Records drawn from a dataset
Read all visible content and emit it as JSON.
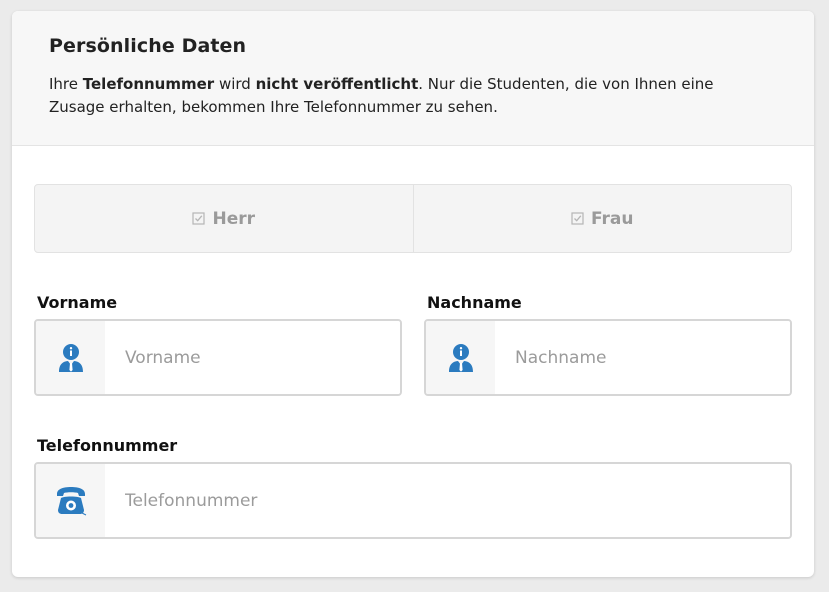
{
  "header": {
    "title": "Persönliche Daten",
    "desc_1": "Ihre ",
    "desc_bold_1": "Telefonnummer",
    "desc_2": " wird ",
    "desc_bold_2": "nicht veröffentlicht",
    "desc_3": ". Nur die Studenten, die von Ihnen eine Zusage erhalten, bekommen Ihre Telefonnummer zu sehen."
  },
  "gender": {
    "options": [
      {
        "label": "Herr",
        "icon": "checkbox-icon"
      },
      {
        "label": "Frau",
        "icon": "checkbox-icon"
      }
    ]
  },
  "fields": {
    "vorname": {
      "label": "Vorname",
      "placeholder": "Vorname",
      "value": "",
      "icon": "person-info-icon"
    },
    "nachname": {
      "label": "Nachname",
      "placeholder": "Nachname",
      "value": "",
      "icon": "person-info-icon"
    },
    "telefon": {
      "label": "Telefonnummer",
      "placeholder": "Telefonnummer",
      "value": "",
      "icon": "telephone-icon"
    }
  },
  "colors": {
    "accent_icon": "#2b7bbf",
    "header_bg": "#f7f7f7",
    "page_bg": "#ebebeb"
  }
}
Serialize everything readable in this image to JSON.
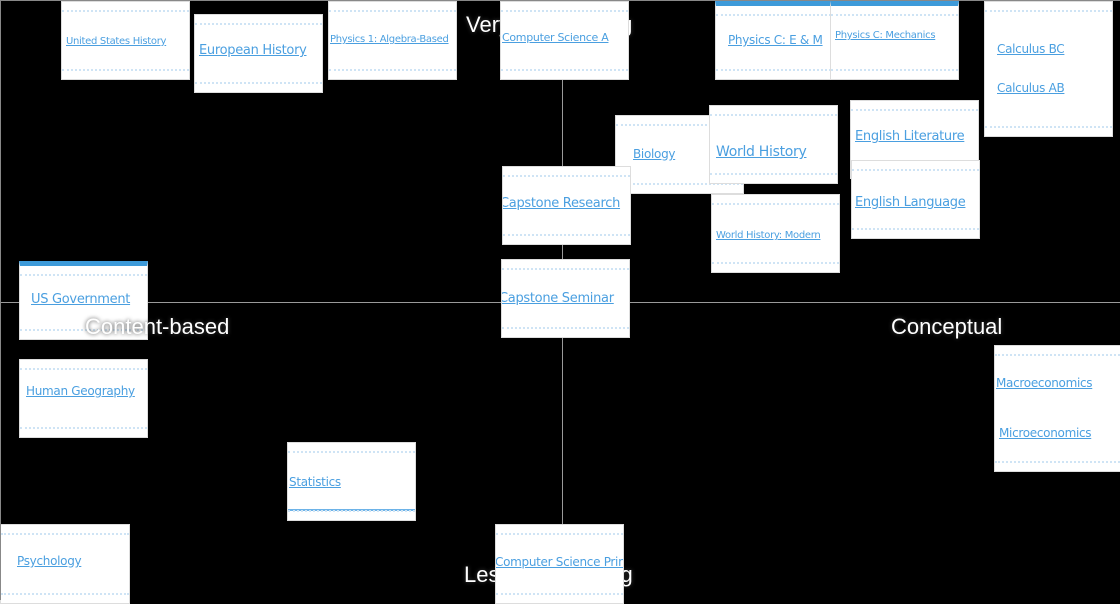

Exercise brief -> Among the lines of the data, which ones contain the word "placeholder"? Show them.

Answer to this exercise ->
      "placeholder": "Vorname",
      "placeholder": "Nachname",
      "placeholder": "Telefonnummer",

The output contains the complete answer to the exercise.